### ASSIGNMENT
Check every line below for the word "Partitions" and give only the number of lines where it appears.

※

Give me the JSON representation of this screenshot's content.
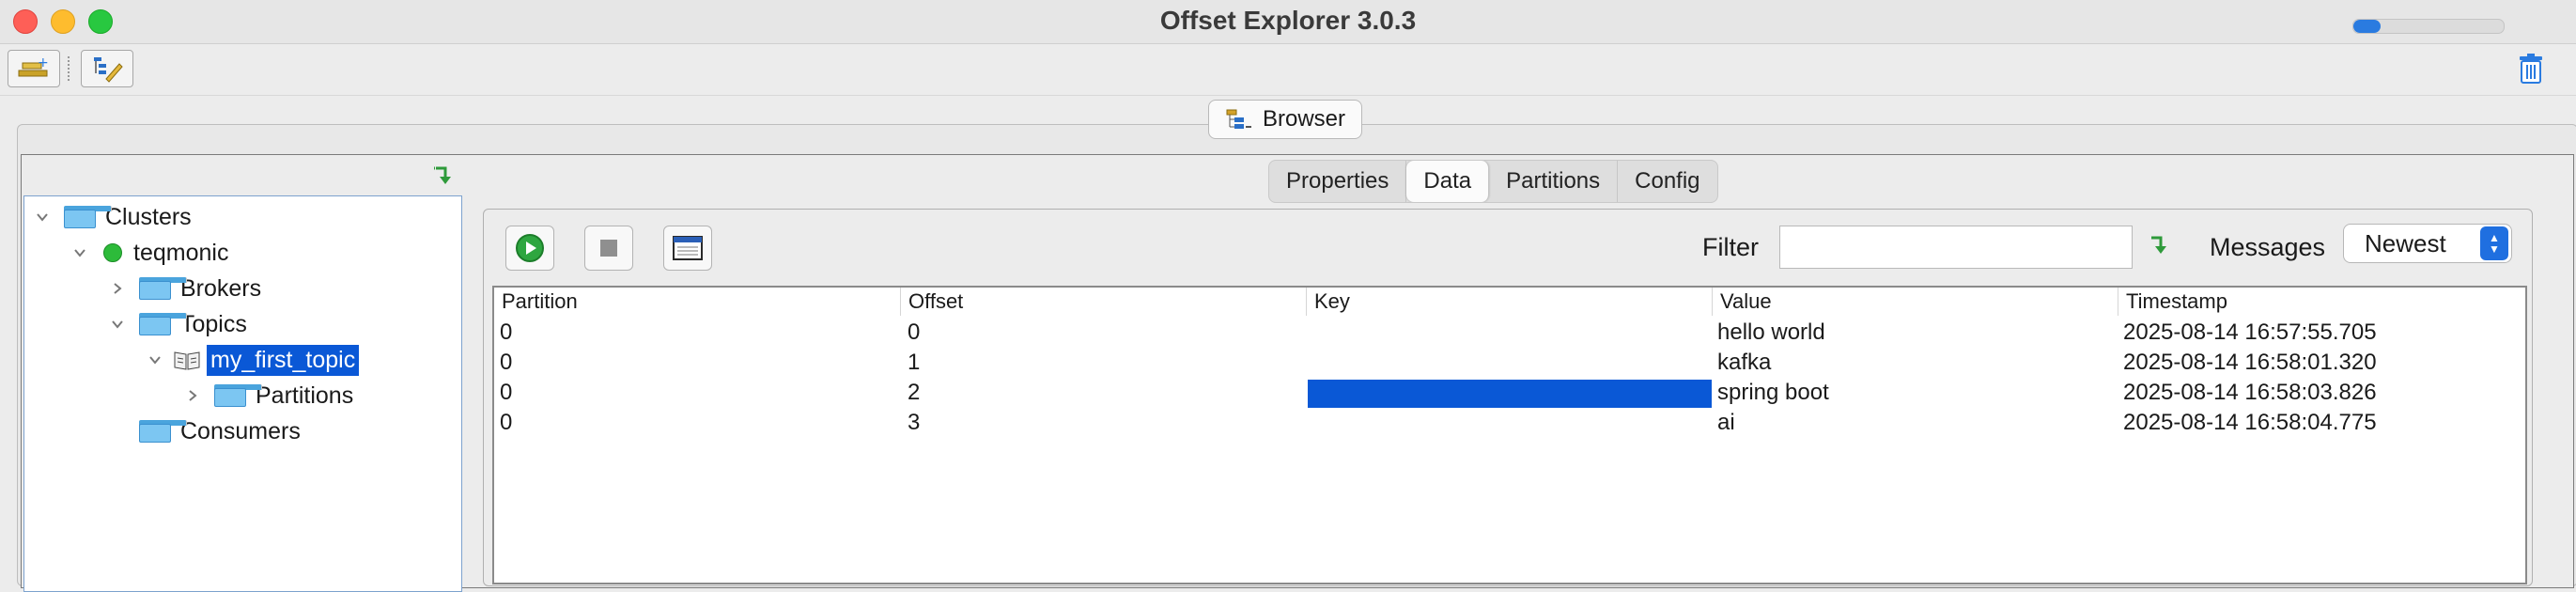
{
  "window": {
    "title": "Offset Explorer  3.0.3"
  },
  "toolbar": {
    "add_cluster_icon": "add-cluster-icon",
    "edit_icon": "edit-icon",
    "trash_icon": "trash-icon",
    "progress_fraction": 0.18
  },
  "browser": {
    "label": "Browser"
  },
  "tree": {
    "root": "Clusters",
    "cluster": "teqmonic",
    "brokers": "Brokers",
    "topics": "Topics",
    "topic": "my_first_topic",
    "partitions": "Partitions",
    "consumers": "Consumers"
  },
  "tabs": [
    {
      "label": "Properties"
    },
    {
      "label": "Data"
    },
    {
      "label": "Partitions"
    },
    {
      "label": "Config"
    }
  ],
  "controls": {
    "filter_label": "Filter",
    "filter_value": "",
    "messages_label": "Messages",
    "messages_selected": "Newest"
  },
  "table": {
    "columns": [
      "Partition",
      "Offset",
      "Key",
      "Value",
      "Timestamp"
    ],
    "rows": [
      {
        "partition": "0",
        "offset": "0",
        "key": "",
        "value": "hello world",
        "timestamp": "2025-08-14 16:57:55.705"
      },
      {
        "partition": "0",
        "offset": "1",
        "key": "",
        "value": "kafka",
        "timestamp": "2025-08-14 16:58:01.320"
      },
      {
        "partition": "0",
        "offset": "2",
        "key": "",
        "value": "spring boot",
        "timestamp": "2025-08-14 16:58:03.826"
      },
      {
        "partition": "0",
        "offset": "3",
        "key": "",
        "value": "ai",
        "timestamp": "2025-08-14 16:58:04.775"
      }
    ]
  }
}
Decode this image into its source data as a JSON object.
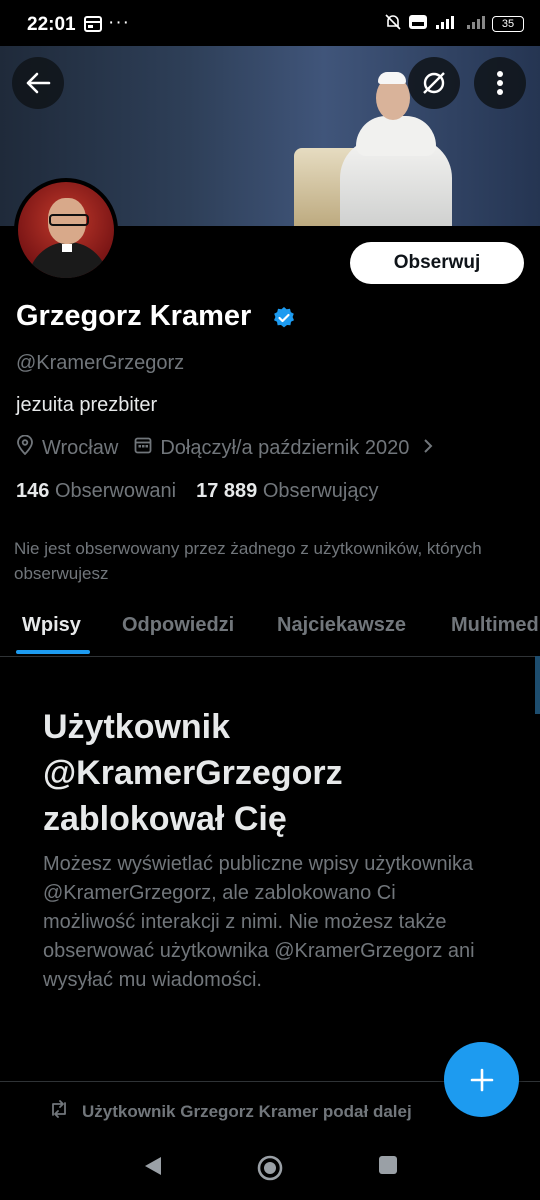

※

### TASK ANSWER
2